Taipei, Chen Chu (??), who recently quit her job as mayor of Kaohsiung after 12 years of service, was sworn in as secretary-general of the Presidential Office on Monday.
"I promise to give my best effort to help President Tsai Ing-wen (???) govern the country," Chen said before she was sworn in by Tsai.
"It was a hard decision to leave Kaohsiung, but I do believe that the team will duly accomplish their given tasks before a new mayor takes the helm," said Chen, as she also thanked Kaohsiung citizens for their support over the past 12 years.
At Tsai's request, Chen agreed on April 5 to take over from Jason Liu (???), who had been acting Presidential Office secretary-general since late February.
At Monday's swearing-in ceremony, Chen praised Tsai for her resolve to carry out reform at a time when Taiwan is facing huge challenges at home and abroad and she urged the public to join the effort to create a better future for the country.
"I'll do my best to help the president in her mission to lead the country on a path of sustained development and long-lasting security," Chen said.
Vice President Chen Chien-jen (???), who witnessed the swearing-in, referred to the new secretary-general as "our beloved and respected Sister Chu" and said she was a "fighter for democracy."
The vice president said he hoped Chen Chu would continue to defend Taiwan's values and would help Tsai build the country's competitiveness in a fiercely competitive global environment.
Chen Chu, a heavyweight of the ruling Democratic Progressive Party (DPP) who had been serving as Kaohsiung mayor since 2006, had seven months to go before the end of her third term.
With her move to the Presidential Office, Deputy Mayor Hsu Li-ming (???) has taken over as acting head of the local government until the municipality elections in Taiwan's six major cities on Nov. 24.
Meanwhile, Chen Chu on Monday denied speculations that she would run the campaign of former Premier Su Tseng-chang (???), who is expected to emerge as the DPP's candidate in the mayoral election in New Taipei.

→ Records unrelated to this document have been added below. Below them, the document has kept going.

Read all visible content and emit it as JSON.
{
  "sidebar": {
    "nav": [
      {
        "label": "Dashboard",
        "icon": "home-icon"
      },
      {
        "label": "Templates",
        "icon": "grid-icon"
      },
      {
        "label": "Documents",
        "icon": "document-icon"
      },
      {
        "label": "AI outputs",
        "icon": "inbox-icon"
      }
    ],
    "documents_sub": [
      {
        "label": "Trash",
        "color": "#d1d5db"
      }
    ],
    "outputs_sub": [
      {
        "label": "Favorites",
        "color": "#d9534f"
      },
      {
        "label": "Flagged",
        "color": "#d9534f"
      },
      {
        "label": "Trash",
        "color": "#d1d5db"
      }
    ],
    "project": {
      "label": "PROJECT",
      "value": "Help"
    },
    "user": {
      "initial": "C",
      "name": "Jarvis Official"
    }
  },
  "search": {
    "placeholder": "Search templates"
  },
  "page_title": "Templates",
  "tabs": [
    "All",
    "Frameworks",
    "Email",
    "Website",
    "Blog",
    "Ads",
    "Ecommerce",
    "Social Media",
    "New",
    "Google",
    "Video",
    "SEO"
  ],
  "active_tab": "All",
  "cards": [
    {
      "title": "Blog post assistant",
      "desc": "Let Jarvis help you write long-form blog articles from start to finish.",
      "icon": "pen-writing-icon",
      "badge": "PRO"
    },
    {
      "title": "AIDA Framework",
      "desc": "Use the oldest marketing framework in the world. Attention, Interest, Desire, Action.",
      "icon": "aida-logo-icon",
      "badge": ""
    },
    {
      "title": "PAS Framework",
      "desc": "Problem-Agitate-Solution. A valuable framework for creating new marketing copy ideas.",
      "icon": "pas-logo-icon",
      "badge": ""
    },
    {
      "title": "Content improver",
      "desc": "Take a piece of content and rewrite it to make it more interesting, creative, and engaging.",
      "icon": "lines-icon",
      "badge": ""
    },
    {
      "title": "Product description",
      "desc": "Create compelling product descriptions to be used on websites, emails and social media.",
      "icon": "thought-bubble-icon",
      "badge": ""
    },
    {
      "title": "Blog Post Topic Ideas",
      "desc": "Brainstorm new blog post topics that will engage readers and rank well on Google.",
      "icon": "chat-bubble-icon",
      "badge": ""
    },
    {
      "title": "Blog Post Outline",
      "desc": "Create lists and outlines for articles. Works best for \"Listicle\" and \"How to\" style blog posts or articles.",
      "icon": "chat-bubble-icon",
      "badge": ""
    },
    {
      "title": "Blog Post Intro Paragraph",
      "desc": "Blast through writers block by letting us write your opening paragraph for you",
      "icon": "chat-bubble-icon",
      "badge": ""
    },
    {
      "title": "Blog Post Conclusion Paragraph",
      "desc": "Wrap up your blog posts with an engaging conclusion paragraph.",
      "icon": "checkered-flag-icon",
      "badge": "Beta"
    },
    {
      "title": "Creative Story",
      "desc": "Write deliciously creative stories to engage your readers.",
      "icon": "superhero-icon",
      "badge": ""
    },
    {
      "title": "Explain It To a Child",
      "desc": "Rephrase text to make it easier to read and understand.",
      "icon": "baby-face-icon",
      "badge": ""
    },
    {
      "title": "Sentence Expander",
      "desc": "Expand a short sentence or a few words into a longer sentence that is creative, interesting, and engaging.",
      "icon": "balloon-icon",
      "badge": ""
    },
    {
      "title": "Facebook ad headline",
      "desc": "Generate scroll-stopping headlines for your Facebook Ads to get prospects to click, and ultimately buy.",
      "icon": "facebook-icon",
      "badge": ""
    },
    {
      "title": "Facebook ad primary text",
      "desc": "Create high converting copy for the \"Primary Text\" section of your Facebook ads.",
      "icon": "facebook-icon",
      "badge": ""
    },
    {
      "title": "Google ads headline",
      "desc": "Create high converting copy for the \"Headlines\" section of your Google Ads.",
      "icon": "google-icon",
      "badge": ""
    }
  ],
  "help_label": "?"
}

"I think electoral campaigns are the party's business," she told reporters at the Presidential Office's press center. "But performing well in my new job as the president's top aide will greatly help his election bid, I think."
Source: Focus Taiwan News Channel